Exercise directions
Would you print the records below word for word, without the pictures?

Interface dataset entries
•••

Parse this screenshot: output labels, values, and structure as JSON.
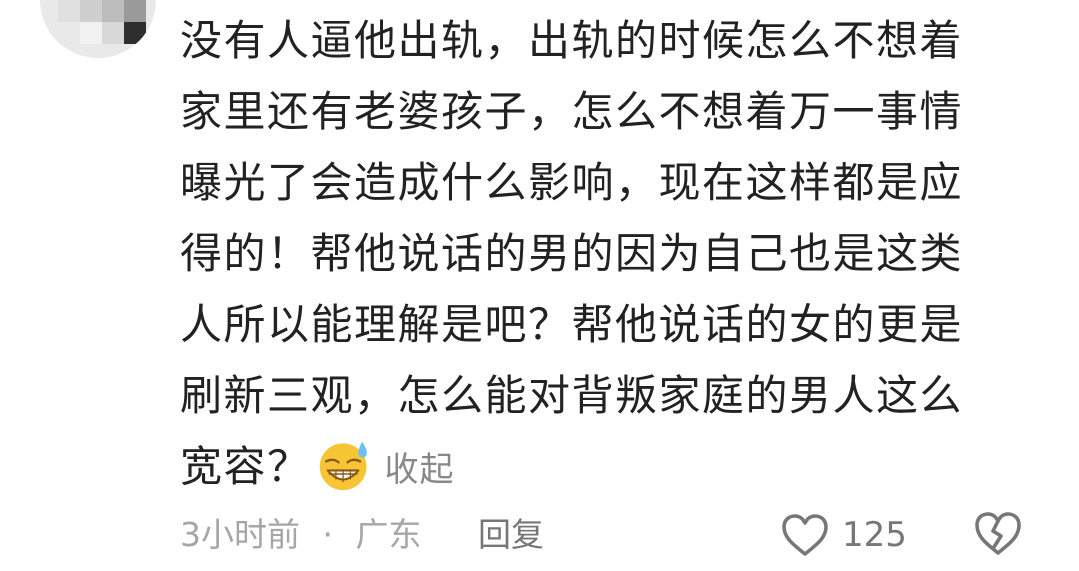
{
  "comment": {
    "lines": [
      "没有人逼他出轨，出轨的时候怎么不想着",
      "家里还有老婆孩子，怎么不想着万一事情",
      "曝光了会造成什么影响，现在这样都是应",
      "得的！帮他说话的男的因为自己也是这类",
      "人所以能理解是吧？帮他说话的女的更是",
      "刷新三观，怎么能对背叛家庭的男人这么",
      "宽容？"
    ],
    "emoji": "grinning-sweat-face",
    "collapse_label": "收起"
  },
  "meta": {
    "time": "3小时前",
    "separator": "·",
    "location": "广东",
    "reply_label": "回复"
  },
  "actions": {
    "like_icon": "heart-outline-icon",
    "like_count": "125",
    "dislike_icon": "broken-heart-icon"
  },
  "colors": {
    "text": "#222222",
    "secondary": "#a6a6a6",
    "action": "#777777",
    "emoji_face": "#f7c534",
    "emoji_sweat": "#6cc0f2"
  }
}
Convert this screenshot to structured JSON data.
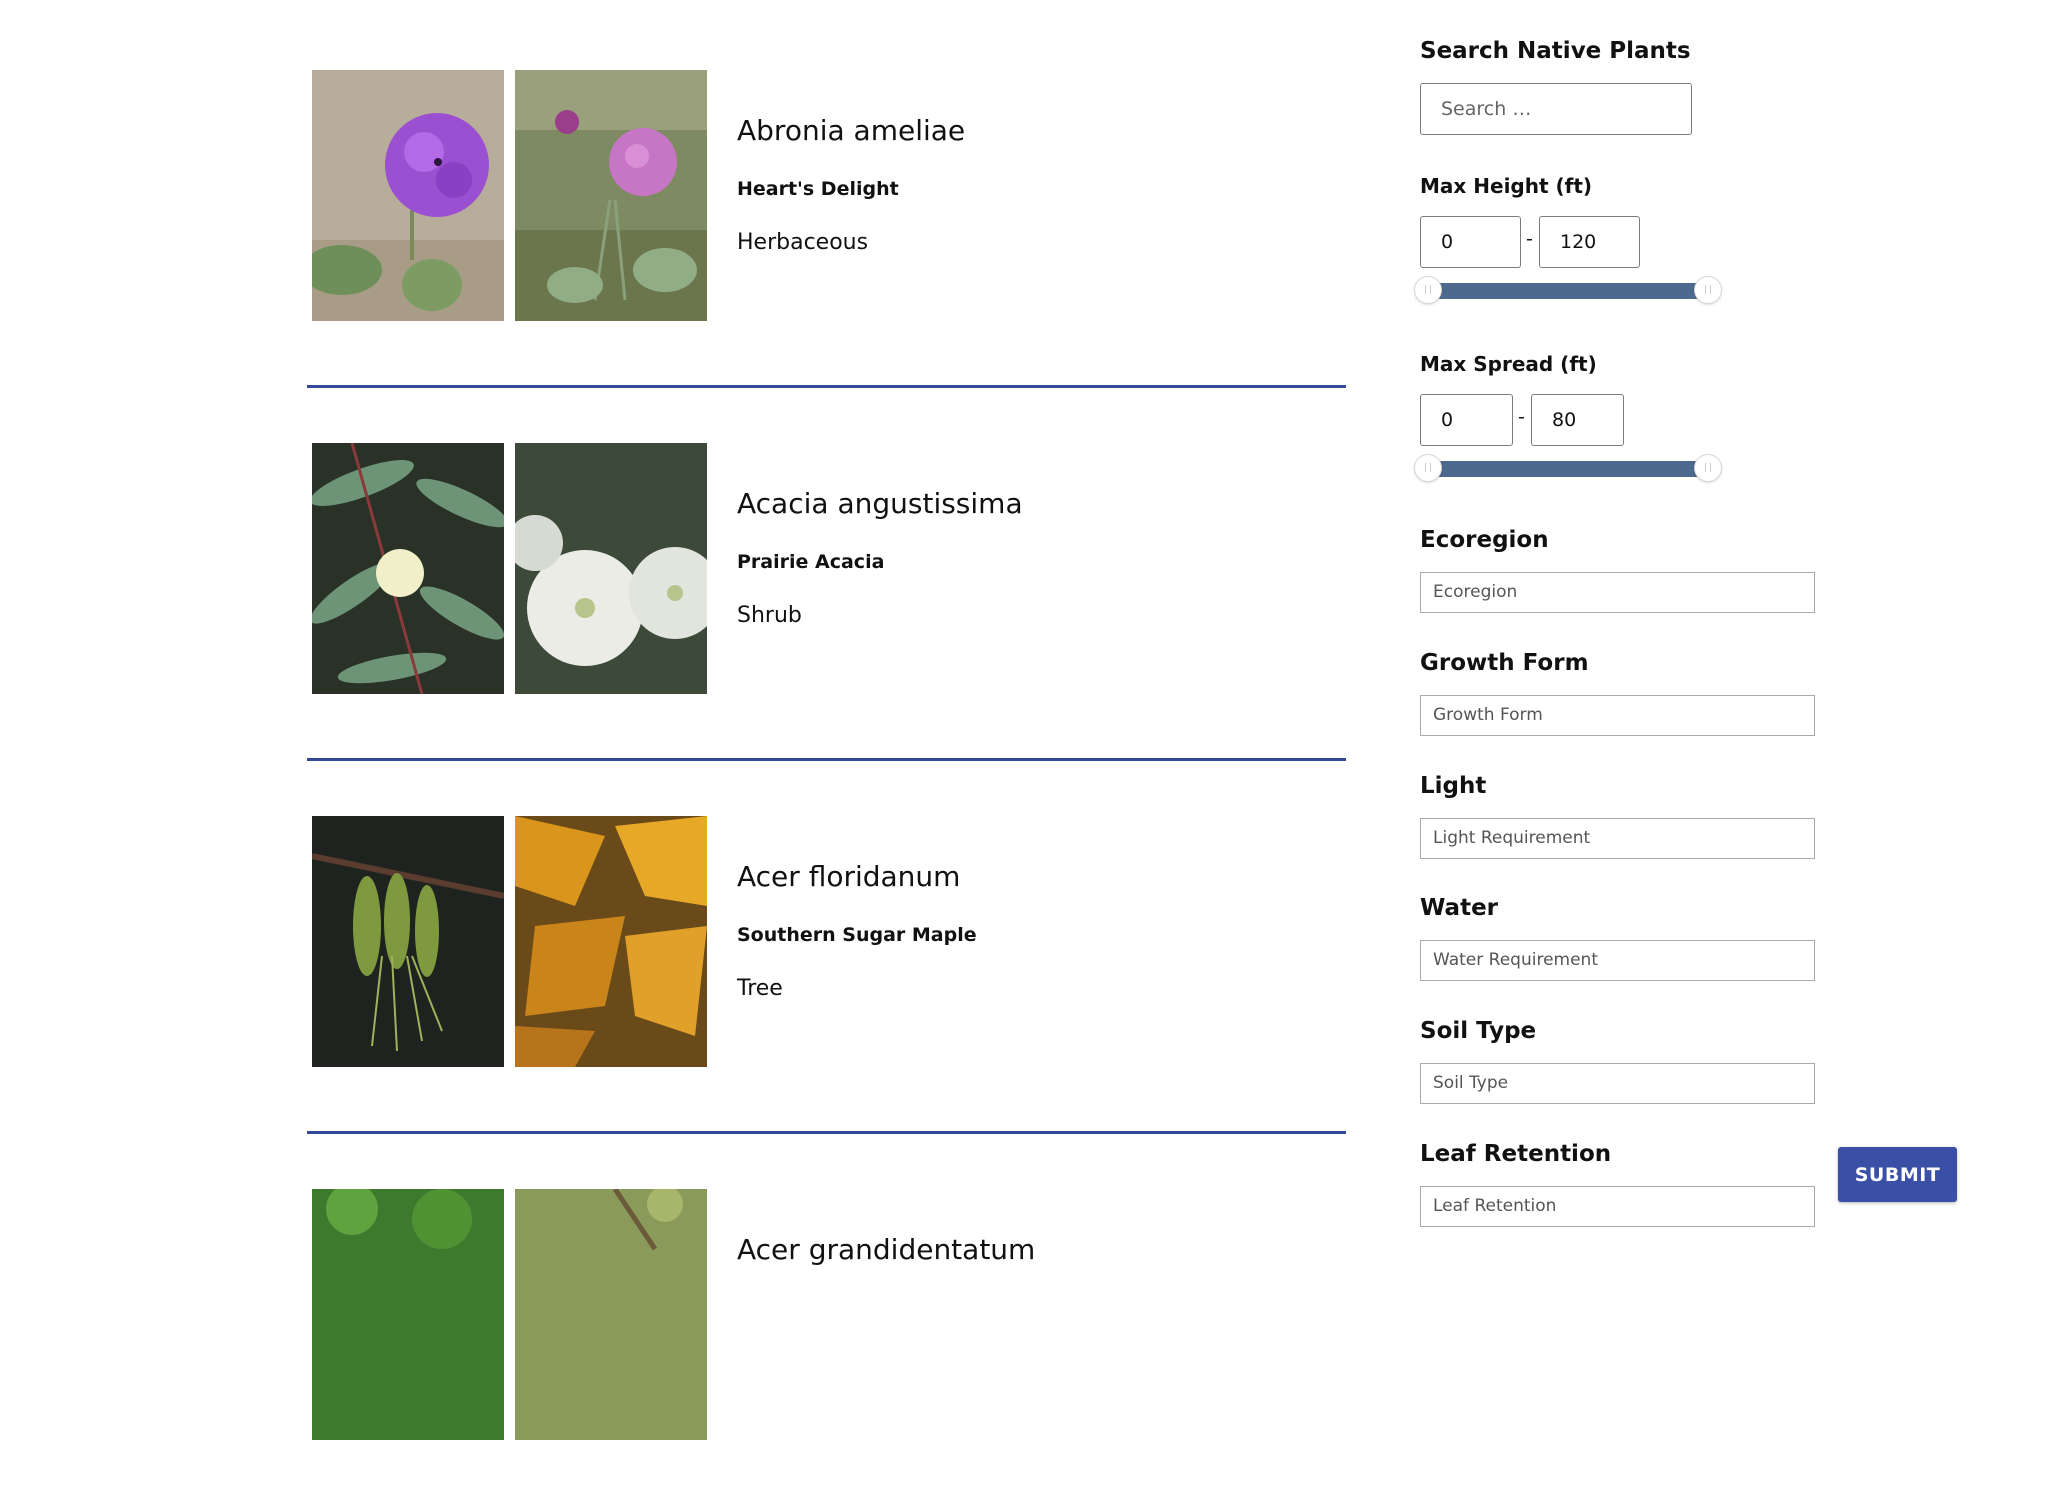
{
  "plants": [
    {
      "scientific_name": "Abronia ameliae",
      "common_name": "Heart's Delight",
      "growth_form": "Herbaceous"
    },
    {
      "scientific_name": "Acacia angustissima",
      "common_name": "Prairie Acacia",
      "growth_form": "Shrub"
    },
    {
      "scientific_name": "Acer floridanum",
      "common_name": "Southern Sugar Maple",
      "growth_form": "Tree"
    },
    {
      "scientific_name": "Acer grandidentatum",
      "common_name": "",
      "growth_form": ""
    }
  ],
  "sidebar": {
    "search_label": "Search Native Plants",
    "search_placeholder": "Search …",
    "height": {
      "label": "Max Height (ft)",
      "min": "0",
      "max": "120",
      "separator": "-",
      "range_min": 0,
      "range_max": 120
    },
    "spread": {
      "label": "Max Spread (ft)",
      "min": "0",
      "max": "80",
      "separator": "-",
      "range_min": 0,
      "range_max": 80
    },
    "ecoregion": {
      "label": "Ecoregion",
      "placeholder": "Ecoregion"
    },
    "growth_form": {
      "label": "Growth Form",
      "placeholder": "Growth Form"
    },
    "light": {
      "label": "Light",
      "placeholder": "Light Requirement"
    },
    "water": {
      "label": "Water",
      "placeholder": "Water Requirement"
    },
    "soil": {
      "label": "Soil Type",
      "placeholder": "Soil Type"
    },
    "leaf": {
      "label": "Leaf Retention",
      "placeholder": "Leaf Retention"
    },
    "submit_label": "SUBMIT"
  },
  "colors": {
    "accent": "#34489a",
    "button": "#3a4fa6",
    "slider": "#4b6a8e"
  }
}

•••

Worked solution
Parse this screenshot: output labels, values, and structure as JSON.
{
  "comment": {
    "lines": [
      "没有人逼他出轨，出轨的时候怎么不想着",
      "家里还有老婆孩子，怎么不想着万一事情",
      "曝光了会造成什么影响，现在这样都是应",
      "得的！帮他说话的男的因为自己也是这类",
      "人所以能理解是吧？帮他说话的女的更是",
      "刷新三观，怎么能对背叛家庭的男人这么",
      "宽容？"
    ],
    "emoji": "grinning-sweat-face",
    "collapse_label": "收起"
  },
  "meta": {
    "time": "3小时前",
    "separator": "·",
    "location": "广东",
    "reply_label": "回复"
  },
  "actions": {
    "like_icon": "heart-outline-icon",
    "like_count": "125",
    "dislike_icon": "broken-heart-icon"
  },
  "colors": {
    "text": "#222222",
    "secondary": "#a6a6a6",
    "action": "#777777",
    "emoji_face": "#f7c534",
    "emoji_sweat": "#6cc0f2"
  }
}
Convert this screenshot to structured JSON data.
{
  "plants": [
    {
      "scientific_name": "Abronia ameliae",
      "common_name": "Heart's Delight",
      "growth_form": "Herbaceous"
    },
    {
      "scientific_name": "Acacia angustissima",
      "common_name": "Prairie Acacia",
      "growth_form": "Shrub"
    },
    {
      "scientific_name": "Acer floridanum",
      "common_name": "Southern Sugar Maple",
      "growth_form": "Tree"
    },
    {
      "scientific_name": "Acer grandidentatum",
      "common_name": "",
      "growth_form": ""
    }
  ],
  "sidebar": {
    "search_label": "Search Native Plants",
    "search_placeholder": "Search …",
    "height": {
      "label": "Max Height (ft)",
      "min": "0",
      "max": "120",
      "separator": "-",
      "range_min": 0,
      "range_max": 120
    },
    "spread": {
      "label": "Max Spread (ft)",
      "min": "0",
      "max": "80",
      "separator": "-",
      "range_min": 0,
      "range_max": 80
    },
    "ecoregion": {
      "label": "Ecoregion",
      "placeholder": "Ecoregion"
    },
    "growth_form": {
      "label": "Growth Form",
      "placeholder": "Growth Form"
    },
    "light": {
      "label": "Light",
      "placeholder": "Light Requirement"
    },
    "water": {
      "label": "Water",
      "placeholder": "Water Requirement"
    },
    "soil": {
      "label": "Soil Type",
      "placeholder": "Soil Type"
    },
    "leaf": {
      "label": "Leaf Retention",
      "placeholder": "Leaf Retention"
    },
    "submit_label": "SUBMIT"
  },
  "colors": {
    "accent": "#34489a",
    "button": "#3a4fa6",
    "slider": "#4b6a8e"
  }
}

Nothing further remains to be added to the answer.